[Items from a dataset]
····················
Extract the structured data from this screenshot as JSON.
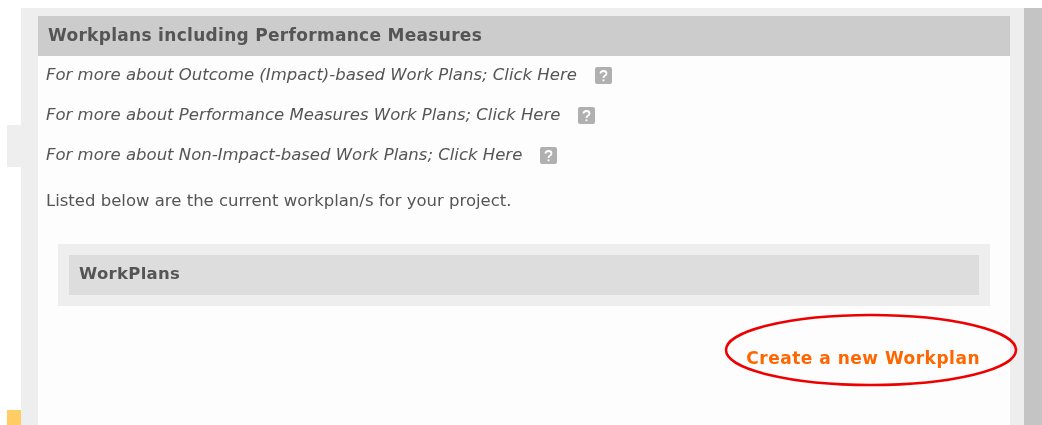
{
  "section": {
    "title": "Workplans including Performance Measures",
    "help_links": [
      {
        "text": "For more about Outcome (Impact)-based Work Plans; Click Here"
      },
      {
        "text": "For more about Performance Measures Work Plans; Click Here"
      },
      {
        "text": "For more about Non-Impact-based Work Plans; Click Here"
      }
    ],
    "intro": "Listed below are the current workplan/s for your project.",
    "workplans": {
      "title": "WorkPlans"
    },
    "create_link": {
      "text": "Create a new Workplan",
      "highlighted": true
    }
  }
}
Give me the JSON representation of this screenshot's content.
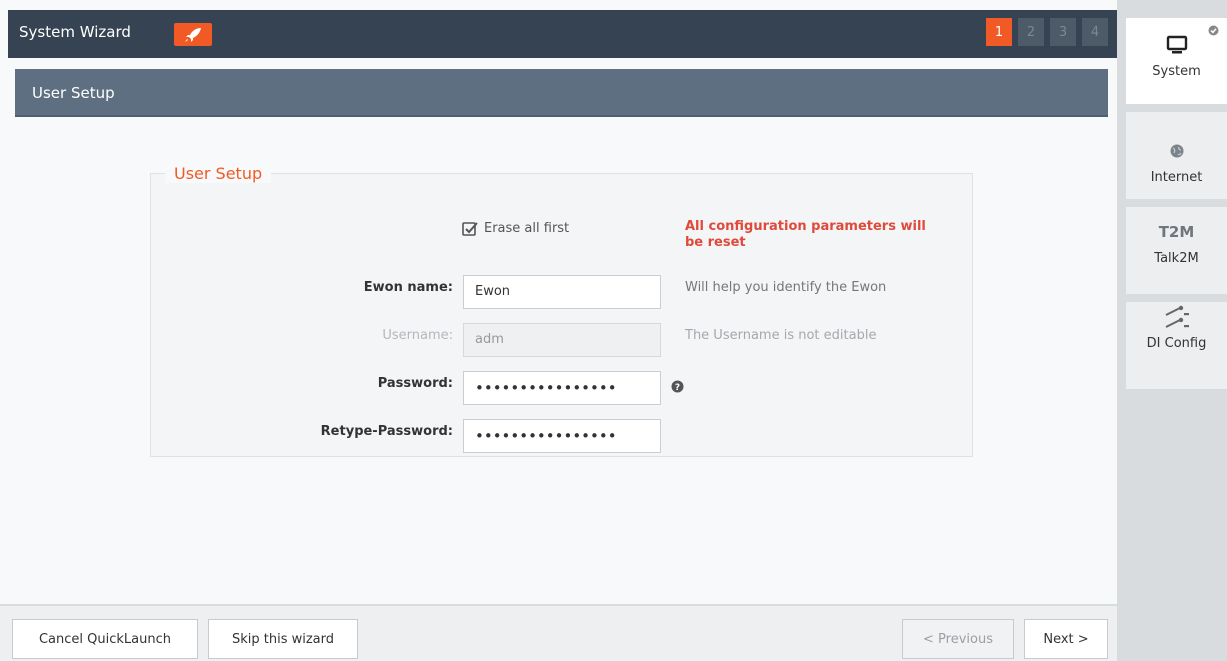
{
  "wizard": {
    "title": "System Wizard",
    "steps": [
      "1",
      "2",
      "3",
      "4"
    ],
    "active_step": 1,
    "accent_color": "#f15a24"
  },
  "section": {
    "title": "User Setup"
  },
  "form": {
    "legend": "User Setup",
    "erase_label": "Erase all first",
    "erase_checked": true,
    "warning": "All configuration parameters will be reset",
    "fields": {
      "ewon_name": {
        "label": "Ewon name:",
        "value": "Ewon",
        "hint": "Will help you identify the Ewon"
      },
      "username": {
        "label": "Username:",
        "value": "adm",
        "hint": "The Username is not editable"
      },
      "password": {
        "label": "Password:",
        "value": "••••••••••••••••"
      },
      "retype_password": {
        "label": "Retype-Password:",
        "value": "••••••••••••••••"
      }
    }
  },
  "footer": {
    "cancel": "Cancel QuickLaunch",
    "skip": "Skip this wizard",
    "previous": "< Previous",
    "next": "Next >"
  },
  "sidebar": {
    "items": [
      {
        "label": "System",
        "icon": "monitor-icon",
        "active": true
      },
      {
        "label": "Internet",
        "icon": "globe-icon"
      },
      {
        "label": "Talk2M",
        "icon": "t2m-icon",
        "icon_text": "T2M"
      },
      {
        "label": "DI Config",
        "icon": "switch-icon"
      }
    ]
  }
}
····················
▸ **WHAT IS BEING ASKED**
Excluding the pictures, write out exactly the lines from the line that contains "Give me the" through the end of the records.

▸ **RESPONSE TO THIS TASK**
Give me the JSON representation of this screenshot's content.
{
  "wizard": {
    "title": "System Wizard",
    "steps": [
      "1",
      "2",
      "3",
      "4"
    ],
    "active_step": 1,
    "accent_color": "#f15a24"
  },
  "section": {
    "title": "User Setup"
  },
  "form": {
    "legend": "User Setup",
    "erase_label": "Erase all first",
    "erase_checked": true,
    "warning": "All configuration parameters will be reset",
    "fields": {
      "ewon_name": {
        "label": "Ewon name:",
        "value": "Ewon",
        "hint": "Will help you identify the Ewon"
      },
      "username": {
        "label": "Username:",
        "value": "adm",
        "hint": "The Username is not editable"
      },
      "password": {
        "label": "Password:",
        "value": "••••••••••••••••"
      },
      "retype_password": {
        "label": "Retype-Password:",
        "value": "••••••••••••••••"
      }
    }
  },
  "footer": {
    "cancel": "Cancel QuickLaunch",
    "skip": "Skip this wizard",
    "previous": "< Previous",
    "next": "Next >"
  },
  "sidebar": {
    "items": [
      {
        "label": "System",
        "icon": "monitor-icon",
        "active": true
      },
      {
        "label": "Internet",
        "icon": "globe-icon"
      },
      {
        "label": "Talk2M",
        "icon": "t2m-icon",
        "icon_text": "T2M"
      },
      {
        "label": "DI Config",
        "icon": "switch-icon"
      }
    ]
  }
}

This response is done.